What Is Hidradenitis Suppurativa?

Skin conditions can be incredibly stressful, especially when they cause painful, hard bumps beneath the skin's surface. While small lumps and blackheads may seem like signs of acne, there may be other reasons why such symptoms are occurring.

If you've tried to clear your skin with over-the-counter acne products unsuccessfully, you may be experiencing a painful skin condition called hidradenitis suppurativa (HS), also known as acne inversa (via WebMD). This condition affects the skin's hair follicles and sweat glands. Problems arise when pus forms beneath the skin's surface, creating pockets that can become infected and scarred as a result. With HS, bumps can occur on several different body parts and at multiple locations at once.

Like acne, HS often happens in one's teens and 20s. However, HS is not a result of poor hygiene, and it can last for years. It also tends to worsen over time without proper treatment, according to Mayo Clinic. Fortunately, one can take steps to improve their skin's health and mitigate the physical and emotional toll.

Treating hidradenitis suppurativa

It's important to seek medical care if you suspect you have HS. A telltale sign of the condition is where the bumps occur on the body. Often with HS, the affected skin is usually located in the underarm area, the buttocks, groin, or breasts (via Mayo Clinic). Because these are areas where skin tends to rub together, it can be painful to move. If the affected area doesn't show improvement within a couple of weeks and appears in several areas of the body at once, you may want to call your doctor.

Your doctor will likely examine your skin, discuss your symptoms, and ask about your family history, according to WebMD. If your doctor diagnosis you with HS, they will also likely determine what stage of the condition you're in, based on the severity.

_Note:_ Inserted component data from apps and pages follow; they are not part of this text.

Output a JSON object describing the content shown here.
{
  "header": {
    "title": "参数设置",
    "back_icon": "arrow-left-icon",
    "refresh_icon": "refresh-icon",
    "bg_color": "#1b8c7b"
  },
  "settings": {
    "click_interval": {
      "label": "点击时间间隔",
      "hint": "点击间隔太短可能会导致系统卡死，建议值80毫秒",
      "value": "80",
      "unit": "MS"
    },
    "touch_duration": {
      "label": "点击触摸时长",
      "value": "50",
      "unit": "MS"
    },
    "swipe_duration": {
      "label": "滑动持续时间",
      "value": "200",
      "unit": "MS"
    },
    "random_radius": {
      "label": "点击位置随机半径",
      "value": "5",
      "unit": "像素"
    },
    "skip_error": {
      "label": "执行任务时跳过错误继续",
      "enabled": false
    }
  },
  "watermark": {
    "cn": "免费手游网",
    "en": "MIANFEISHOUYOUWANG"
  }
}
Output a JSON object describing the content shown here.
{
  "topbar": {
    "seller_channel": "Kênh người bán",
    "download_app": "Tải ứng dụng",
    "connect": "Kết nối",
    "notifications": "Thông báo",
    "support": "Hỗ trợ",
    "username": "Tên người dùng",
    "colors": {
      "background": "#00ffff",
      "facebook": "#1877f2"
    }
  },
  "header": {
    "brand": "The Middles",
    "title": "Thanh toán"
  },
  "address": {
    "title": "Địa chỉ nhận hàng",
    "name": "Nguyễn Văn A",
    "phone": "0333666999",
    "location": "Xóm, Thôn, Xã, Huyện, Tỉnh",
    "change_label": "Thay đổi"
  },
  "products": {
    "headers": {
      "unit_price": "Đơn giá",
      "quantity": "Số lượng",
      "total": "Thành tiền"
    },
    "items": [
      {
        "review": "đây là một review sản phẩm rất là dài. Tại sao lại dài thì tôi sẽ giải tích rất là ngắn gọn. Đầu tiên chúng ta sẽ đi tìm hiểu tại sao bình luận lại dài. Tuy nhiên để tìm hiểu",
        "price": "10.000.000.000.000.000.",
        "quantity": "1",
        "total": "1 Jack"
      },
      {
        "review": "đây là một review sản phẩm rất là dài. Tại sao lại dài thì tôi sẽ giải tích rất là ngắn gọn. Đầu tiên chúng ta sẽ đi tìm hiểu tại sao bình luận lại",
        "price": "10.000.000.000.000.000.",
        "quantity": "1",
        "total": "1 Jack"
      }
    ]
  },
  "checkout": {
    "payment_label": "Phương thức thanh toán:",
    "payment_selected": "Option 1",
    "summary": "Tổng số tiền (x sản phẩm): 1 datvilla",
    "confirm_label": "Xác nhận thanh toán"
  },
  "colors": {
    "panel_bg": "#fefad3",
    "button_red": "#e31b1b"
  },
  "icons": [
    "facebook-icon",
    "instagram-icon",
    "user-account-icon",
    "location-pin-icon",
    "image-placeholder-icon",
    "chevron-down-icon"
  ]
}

They may then recommend a combination of treatment options, including over-the-counter anti-inflammatory medications, topical compresses, antibiotics, corticosteroids, and even hormone therapies.